> **Action item**
Determine how many lines in the entries below contain the word "associative". The reply is that number alone.

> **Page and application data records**
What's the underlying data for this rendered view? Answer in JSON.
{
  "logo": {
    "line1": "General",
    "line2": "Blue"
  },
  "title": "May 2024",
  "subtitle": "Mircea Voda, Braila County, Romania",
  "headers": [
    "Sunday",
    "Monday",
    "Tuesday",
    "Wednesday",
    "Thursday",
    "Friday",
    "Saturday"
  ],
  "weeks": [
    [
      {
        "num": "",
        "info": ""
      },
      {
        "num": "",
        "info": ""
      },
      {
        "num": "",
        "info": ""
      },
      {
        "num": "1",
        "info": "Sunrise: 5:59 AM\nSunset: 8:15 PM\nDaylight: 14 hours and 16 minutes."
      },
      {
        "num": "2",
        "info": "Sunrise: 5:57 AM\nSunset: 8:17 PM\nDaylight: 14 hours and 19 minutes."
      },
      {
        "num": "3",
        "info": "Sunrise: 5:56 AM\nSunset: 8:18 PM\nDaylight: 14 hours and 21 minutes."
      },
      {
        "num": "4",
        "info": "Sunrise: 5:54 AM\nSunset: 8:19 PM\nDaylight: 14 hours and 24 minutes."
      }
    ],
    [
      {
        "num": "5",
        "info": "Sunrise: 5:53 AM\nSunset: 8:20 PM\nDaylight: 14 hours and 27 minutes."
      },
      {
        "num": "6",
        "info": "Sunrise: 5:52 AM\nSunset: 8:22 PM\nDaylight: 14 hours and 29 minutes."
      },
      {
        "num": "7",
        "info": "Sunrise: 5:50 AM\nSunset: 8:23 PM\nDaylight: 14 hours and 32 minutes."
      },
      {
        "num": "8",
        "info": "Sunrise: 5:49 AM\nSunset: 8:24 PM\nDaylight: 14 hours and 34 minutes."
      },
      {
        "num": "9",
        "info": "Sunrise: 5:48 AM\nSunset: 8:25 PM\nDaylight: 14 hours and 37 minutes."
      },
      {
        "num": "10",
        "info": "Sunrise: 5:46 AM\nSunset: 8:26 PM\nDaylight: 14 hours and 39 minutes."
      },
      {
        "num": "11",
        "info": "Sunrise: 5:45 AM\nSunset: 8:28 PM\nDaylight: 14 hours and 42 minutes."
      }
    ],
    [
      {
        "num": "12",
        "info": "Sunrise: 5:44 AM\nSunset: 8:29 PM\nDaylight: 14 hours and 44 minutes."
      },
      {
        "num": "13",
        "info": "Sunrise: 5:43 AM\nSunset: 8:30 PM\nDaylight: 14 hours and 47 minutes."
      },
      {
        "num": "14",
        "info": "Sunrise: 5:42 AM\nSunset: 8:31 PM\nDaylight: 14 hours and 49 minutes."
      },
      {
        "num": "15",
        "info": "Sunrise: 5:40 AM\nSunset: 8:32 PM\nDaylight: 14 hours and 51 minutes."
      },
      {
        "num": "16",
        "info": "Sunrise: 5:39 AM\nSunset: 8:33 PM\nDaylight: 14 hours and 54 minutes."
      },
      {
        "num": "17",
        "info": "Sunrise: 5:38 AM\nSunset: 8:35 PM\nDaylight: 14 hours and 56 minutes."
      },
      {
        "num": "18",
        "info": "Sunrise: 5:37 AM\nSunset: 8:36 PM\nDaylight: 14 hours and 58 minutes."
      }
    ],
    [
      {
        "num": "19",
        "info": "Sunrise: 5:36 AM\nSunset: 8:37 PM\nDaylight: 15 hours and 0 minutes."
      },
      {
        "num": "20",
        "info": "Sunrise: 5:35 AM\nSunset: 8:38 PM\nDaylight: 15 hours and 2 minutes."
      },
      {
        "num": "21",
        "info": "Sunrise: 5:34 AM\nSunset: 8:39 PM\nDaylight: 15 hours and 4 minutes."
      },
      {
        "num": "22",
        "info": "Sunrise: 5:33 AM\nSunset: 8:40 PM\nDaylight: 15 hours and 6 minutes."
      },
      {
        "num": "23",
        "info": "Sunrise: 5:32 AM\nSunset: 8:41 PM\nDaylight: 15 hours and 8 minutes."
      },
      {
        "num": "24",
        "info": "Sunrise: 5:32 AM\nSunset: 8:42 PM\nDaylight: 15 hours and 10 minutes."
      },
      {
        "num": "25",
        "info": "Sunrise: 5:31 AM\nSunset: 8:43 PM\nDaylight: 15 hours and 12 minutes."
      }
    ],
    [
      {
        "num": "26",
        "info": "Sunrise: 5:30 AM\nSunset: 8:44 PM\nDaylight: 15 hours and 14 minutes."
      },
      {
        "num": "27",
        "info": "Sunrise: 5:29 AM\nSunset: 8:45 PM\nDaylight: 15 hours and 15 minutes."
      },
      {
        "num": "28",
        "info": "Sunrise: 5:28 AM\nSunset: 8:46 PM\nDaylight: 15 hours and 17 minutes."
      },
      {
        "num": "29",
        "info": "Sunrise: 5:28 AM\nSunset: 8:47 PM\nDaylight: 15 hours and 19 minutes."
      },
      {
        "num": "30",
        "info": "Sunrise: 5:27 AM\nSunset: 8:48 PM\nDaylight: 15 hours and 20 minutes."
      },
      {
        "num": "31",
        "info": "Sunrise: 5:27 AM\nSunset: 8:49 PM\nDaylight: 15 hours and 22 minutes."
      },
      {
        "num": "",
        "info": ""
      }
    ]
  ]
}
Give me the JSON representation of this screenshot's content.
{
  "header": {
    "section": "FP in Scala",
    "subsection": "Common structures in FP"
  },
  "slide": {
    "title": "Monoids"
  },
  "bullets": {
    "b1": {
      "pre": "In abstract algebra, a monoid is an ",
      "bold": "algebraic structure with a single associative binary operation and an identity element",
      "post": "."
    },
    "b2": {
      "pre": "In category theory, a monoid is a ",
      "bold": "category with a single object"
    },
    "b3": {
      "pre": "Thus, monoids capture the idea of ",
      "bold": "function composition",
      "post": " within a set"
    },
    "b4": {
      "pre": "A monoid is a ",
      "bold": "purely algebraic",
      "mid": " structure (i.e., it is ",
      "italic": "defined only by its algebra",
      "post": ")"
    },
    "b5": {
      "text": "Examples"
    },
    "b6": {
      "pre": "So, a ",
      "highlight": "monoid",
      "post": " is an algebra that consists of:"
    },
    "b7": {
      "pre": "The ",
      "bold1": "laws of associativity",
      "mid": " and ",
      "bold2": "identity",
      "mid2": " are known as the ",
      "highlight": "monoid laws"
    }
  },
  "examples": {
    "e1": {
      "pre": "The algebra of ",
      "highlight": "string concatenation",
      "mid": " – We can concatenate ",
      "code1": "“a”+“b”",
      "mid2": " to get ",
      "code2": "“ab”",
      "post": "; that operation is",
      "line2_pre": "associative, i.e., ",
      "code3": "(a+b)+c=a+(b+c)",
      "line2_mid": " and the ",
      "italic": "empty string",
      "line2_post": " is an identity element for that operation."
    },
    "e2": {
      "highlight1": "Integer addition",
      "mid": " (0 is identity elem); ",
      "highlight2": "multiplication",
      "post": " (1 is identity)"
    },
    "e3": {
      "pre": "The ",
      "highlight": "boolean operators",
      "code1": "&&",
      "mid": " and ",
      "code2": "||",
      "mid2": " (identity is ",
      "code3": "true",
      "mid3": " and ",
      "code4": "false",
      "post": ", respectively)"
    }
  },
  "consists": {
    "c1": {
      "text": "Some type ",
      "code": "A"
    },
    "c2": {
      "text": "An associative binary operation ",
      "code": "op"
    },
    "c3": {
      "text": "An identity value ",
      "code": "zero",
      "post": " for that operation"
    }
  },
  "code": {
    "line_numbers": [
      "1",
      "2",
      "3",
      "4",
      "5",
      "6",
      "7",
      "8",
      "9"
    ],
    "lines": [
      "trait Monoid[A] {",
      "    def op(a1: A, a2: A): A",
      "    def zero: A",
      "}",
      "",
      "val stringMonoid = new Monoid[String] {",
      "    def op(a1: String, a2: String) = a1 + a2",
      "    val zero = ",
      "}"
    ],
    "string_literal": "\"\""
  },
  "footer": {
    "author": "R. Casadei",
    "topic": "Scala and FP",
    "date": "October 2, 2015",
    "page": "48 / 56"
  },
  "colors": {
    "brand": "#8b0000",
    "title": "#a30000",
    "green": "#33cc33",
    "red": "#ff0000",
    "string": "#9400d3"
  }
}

> **Exercise solution**
3